## Problem
Copy every line of the following data that includes the string "this".

## Listed entries
►

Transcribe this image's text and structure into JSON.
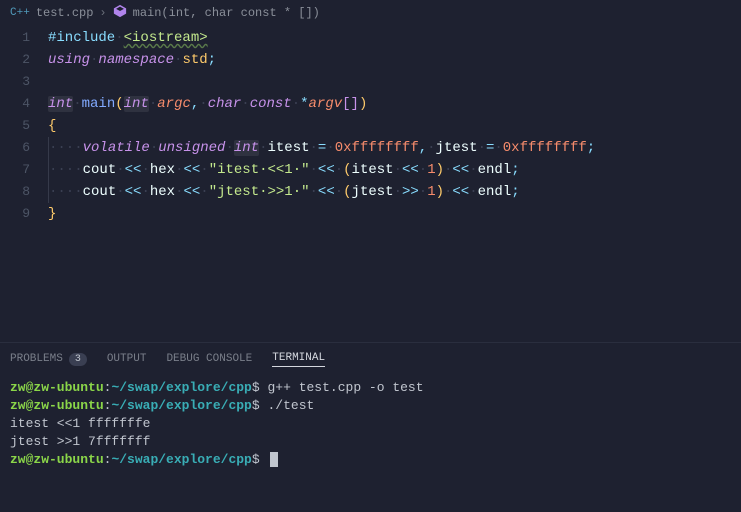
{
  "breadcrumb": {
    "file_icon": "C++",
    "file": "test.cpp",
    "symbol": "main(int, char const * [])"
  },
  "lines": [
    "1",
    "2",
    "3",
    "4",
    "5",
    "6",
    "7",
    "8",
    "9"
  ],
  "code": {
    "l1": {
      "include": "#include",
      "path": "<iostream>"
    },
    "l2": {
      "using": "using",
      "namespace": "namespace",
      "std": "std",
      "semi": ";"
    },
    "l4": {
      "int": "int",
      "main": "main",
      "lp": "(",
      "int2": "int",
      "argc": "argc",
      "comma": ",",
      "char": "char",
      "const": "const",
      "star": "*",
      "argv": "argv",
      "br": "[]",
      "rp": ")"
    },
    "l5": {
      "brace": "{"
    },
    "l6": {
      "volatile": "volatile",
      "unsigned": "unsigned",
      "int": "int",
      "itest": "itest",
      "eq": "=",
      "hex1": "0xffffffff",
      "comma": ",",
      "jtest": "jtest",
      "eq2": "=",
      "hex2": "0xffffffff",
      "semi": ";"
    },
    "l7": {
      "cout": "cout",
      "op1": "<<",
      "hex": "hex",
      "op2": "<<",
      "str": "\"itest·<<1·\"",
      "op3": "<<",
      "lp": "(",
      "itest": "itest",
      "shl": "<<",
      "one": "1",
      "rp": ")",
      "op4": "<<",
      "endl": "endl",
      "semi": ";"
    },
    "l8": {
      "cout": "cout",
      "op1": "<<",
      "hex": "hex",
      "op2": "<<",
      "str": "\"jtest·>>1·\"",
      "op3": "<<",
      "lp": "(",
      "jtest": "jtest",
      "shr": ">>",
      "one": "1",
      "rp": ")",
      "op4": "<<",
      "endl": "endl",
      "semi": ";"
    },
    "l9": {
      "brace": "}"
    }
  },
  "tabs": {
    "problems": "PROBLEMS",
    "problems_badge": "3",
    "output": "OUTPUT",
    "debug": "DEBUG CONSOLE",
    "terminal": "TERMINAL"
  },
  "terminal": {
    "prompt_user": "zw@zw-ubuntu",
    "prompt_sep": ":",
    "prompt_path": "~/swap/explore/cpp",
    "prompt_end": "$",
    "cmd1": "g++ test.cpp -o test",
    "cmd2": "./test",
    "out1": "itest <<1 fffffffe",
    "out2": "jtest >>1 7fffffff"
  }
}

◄
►

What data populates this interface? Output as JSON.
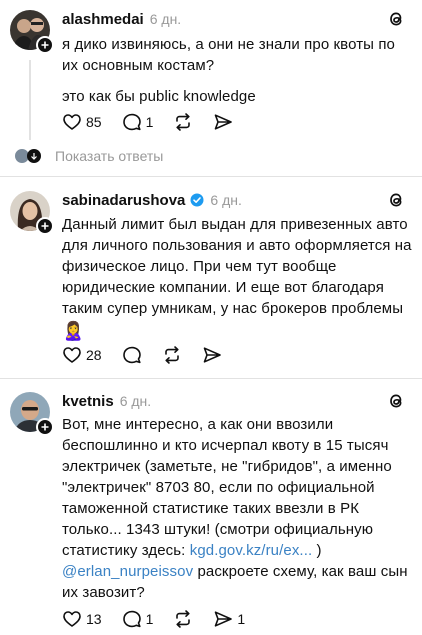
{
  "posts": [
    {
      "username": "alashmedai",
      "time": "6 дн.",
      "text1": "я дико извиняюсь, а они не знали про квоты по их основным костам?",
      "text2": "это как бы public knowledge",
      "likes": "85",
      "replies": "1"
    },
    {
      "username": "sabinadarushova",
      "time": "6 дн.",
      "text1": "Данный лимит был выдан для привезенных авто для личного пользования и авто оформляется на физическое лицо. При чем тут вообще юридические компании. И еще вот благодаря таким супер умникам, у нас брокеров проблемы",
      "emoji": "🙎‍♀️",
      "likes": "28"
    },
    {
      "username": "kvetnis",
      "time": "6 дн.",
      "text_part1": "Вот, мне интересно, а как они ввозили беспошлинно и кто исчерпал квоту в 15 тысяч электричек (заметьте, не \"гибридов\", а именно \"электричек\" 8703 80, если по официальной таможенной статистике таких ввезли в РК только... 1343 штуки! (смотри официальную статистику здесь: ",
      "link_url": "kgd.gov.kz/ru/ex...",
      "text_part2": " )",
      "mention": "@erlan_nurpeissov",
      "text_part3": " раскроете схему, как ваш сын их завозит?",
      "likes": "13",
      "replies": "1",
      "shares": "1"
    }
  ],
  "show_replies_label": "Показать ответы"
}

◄

## Result below
Transcribe this image's text and structure into JSON.
What data populates this interface? Output as JSON.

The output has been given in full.